Tour du Vin – Loire & Bordeaux 2018
The tour started with a rendezvous of our eight tourists, in the Loire valley at one of our favourite producers, Domaine Huet in Vouvray. We were treated to an extensive tour of the ancient winery that is carved into and under the limestone hillside and ultimately supports one of Huet’s main three vineyards. The wines vary in style and age tremendously and they famously make dry, medium and sweet (moelleux) wines from each of their three vineyards in the appellation – Clos De Bourg, Le Haut Lieu and Le Mont – to be honest they are all knock out chenin blancs!
After a very enjoyable evening in nearby Chateau at Domaine de la Tortiniere and an evening exclusively focussed on the red and white wines of the Loire valley, we retired to prepare for the long drive to Bordeaux after breakfast. Those driving without a troublesome Aston Martin arrived in Saint Emilion in time for lunch – the others managed to arrive for tasting one at Chateau Angelus for 14.30!
The Angelus tasting was hosted by one of the senior owning family members, Jean-Bernard Grenie, (pictured below with Charles Waud) who treated us to an extraordinary tour which started with the playing of the famous 21 Angelus bells to ‘God Save our Queen’ and ended with a private and intimate tasting of the 2011 vintage on a private sun terrace – an altogether magical and memorable experience for all and a blow away wine (that retails for around £ 300 per bottle) exhibiting soft and complex notes and very evident resolved Cabernet Franc in the cepage.
Our second tasting of the day was at the neighbouring property of Chateau Canon, one of our topical investment wine suppliers. This Chateau has 24 hectares under vine for its top wine (70% Merlot, 30% Cabernet Franc) and is again a Premier Grand Cru Classe producer. We also sampled the second wine, Croix Canon which has 10 hectares of vines in adjoining vineyards of similar high quality.
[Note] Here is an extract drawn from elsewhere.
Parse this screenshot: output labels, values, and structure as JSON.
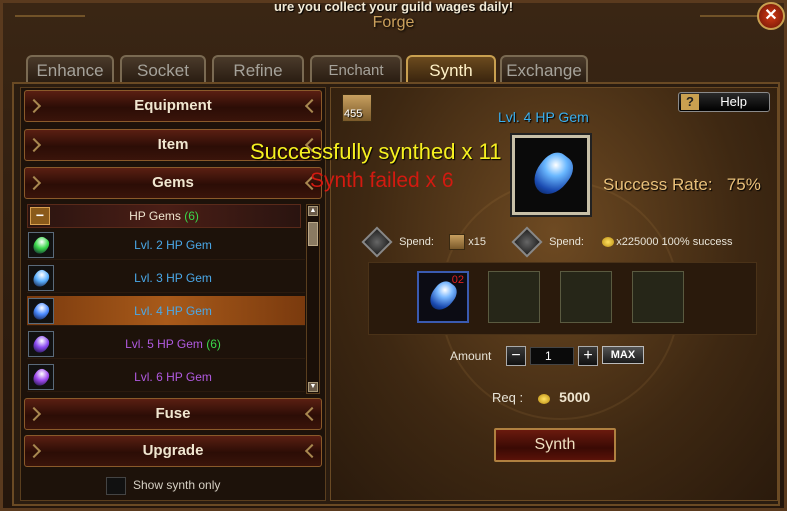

We were well looked after by Jean-Basile Roland who also represents the fine wines of Rauzan-Segla which like Canon is in the Chanel stable.
The first of our two nights staying in central Bordeaux at the Hotel Burdigala was followed by a special and exquisite meal in one of the city’s finest and oldest restaurants, Le Chapon Fin. Here we were treated to a tour of the wine cellars and a champagne tasting along with our Négociant guests and celebrated Josie Drabwell’s birthday – yes, we did know after all!
Day three on Friday was all about the highly prized left bank and started with one of our favourites – Chateau Pontet Canet, where David Ornon (pictured in the vineyard below) looked after us very well and showed us around the fabled 80 hectare single wine fully biodynamic estate. The investment in buildings, technology and equipment is at a staggering level, as is articulated by the 65 huge smooth cement fermentation tanks and yet more cement ageing tanks to intersperse with oak fermentation and ageing barrels to give this wine its unique character. We were honoured to be joined at the tasting by the vineyard owner Alfred Tesseron who was clearly keen to show us more than the recent 2017 and interesting 2011 wines – something we were keen to do, however lunch at the Café Lavinal in Bages (in the shadow of the new Lynch-Bages winery) sadly beckoned.
The first afternoon tasting was at none other than Chateau Mouton Rothschild, who’s extraordinary barrel ageing hall adjoining the winery to the chateau boasted 1000 x 300 litre oak barrels of the 2017 vintage. Some crude mathematics puts this haul at around 225,000 bottles of wine that release En Primeur at around £ 350 per bottle – hence nudging onto a haul of £ 80million of wine from just one vintage!
The private tour of the museum and seeing the original works of art by Picasso (1974), Cesar (1967), Andy Warhol (1975), Prince Charles (2004), Anish Kapoor (2009) and others was a real treat – sadly no cameras allowed.
After all that culture the final treat was to sample the 2017 En Primeur wine which displays great finesse and elegance and very little aggressive tannin from is predominantly cabernet sauvignon fantastic blend – let’s hope we get a good allocation for our investors this year.
Our final tasting was at Chateau Montrose, one of the stars of Pauillac neighbour on the left bank – Sainte-Estèphe. Another substantial and highly impressive chateau with its 60 hectares of vines surrounding the vineyard on all sides and with views to the nearby banks of the river Gironde as it winds its gargantuan way south and eastwards towards the city of Bordeaux, around an hours dive away. We tasted the big long ageing organic wines of Montrose, its second wine La Dame de Montrose and nearby sister wine, Tronquoy-Lalande. All were sampled in both 2011 and 2017 vintages to challenge our weary yet somehow still eager palates.
This was a spectacular tour with a really great party and one that we plan to repeat with some variation in the multiple chateau selection one is spoilt with, when travelling around this immense wine growing region. The tours in future years will probably be reserved for those who are electing to invest in Bordeaux wines – fortunately all eight of us on this tour are already investing – and our continued investment secures our privileged access to many otherwise off-limits Chateaux.